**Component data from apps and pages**
+ + + + +

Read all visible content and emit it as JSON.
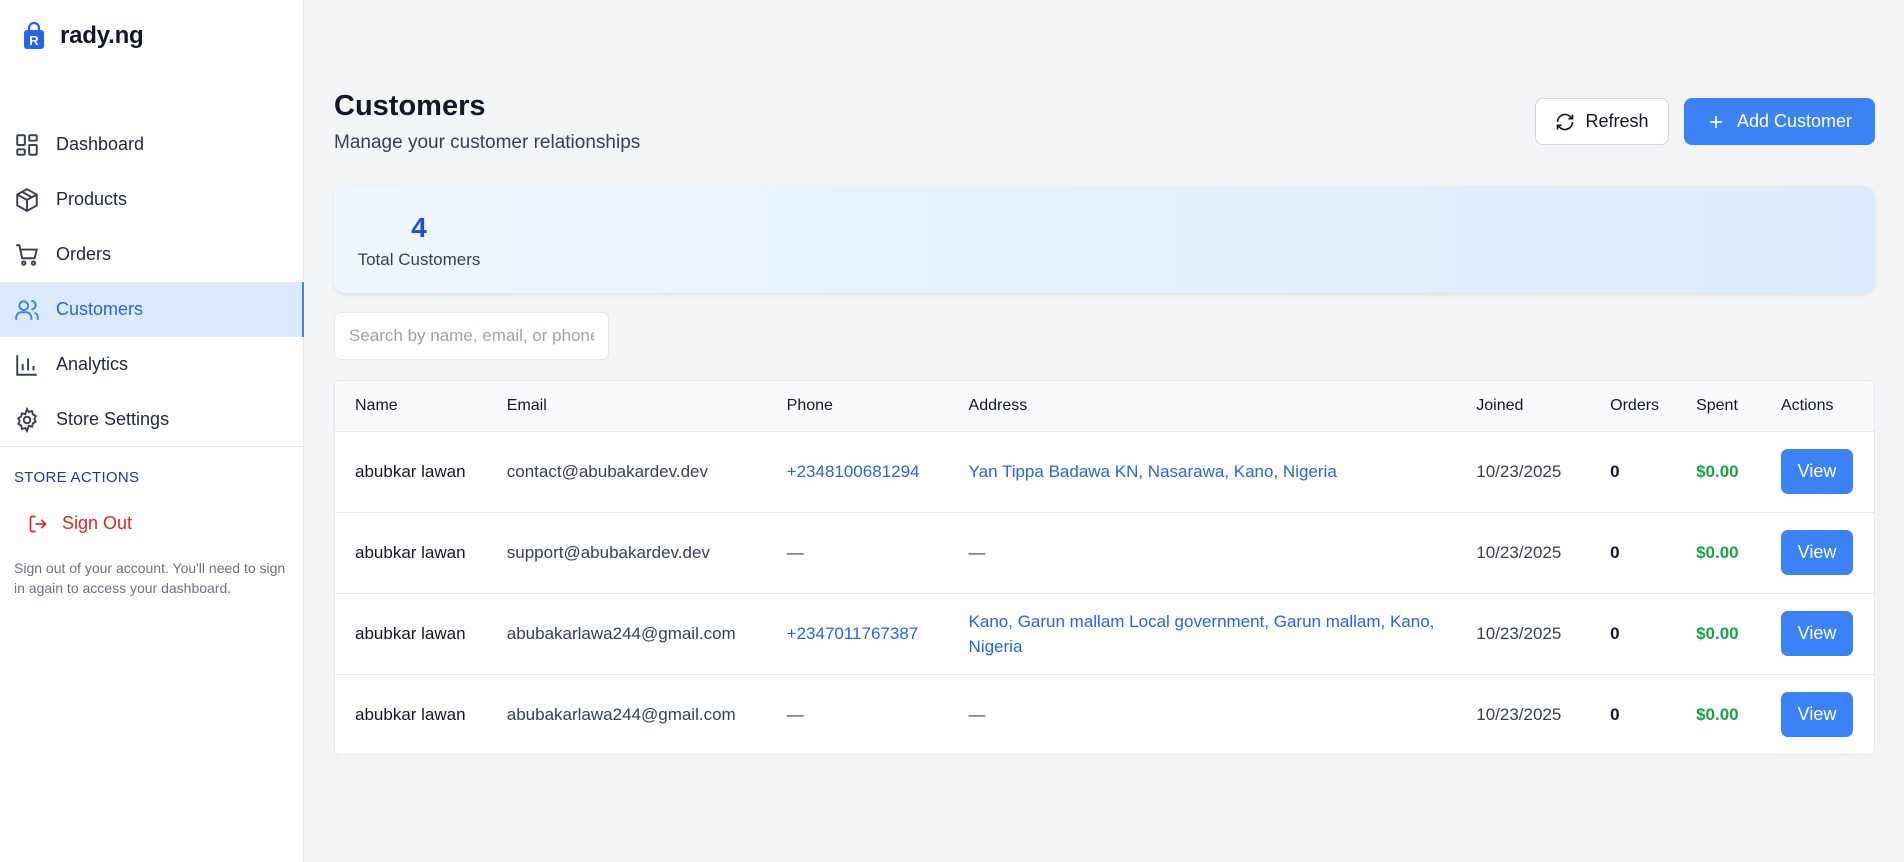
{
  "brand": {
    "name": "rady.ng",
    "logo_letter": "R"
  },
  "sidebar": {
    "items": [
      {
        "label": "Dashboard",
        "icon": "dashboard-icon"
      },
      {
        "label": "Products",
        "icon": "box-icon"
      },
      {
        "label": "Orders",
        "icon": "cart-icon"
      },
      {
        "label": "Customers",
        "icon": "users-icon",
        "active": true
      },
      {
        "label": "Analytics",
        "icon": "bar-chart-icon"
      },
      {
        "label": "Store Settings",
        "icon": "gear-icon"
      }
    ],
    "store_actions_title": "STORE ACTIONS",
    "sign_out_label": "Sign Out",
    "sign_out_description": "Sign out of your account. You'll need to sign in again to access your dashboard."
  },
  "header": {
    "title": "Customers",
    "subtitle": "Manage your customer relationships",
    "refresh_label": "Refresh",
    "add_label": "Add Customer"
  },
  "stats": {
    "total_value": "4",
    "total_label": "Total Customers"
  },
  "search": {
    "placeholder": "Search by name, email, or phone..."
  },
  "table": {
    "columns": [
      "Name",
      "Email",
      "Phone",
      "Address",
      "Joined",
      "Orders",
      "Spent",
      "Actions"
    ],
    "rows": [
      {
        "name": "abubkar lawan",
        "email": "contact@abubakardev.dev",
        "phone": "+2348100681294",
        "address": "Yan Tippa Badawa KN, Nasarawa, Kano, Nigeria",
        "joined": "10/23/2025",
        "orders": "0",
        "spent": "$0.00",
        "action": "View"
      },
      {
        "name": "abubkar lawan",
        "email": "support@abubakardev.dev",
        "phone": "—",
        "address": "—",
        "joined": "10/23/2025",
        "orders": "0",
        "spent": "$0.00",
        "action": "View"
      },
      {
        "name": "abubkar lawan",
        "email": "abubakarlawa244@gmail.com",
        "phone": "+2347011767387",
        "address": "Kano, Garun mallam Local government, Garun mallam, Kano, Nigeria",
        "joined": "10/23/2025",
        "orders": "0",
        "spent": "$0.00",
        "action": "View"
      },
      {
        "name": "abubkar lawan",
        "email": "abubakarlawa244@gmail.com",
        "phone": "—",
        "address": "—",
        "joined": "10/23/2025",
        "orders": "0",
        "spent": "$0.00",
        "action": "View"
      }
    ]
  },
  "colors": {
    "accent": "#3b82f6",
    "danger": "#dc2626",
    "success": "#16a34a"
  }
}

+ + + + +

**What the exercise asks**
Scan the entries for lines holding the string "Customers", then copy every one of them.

**Response box**
        "label": "Customers",
    "title": "Customers",
    "total_label": "Total Customers"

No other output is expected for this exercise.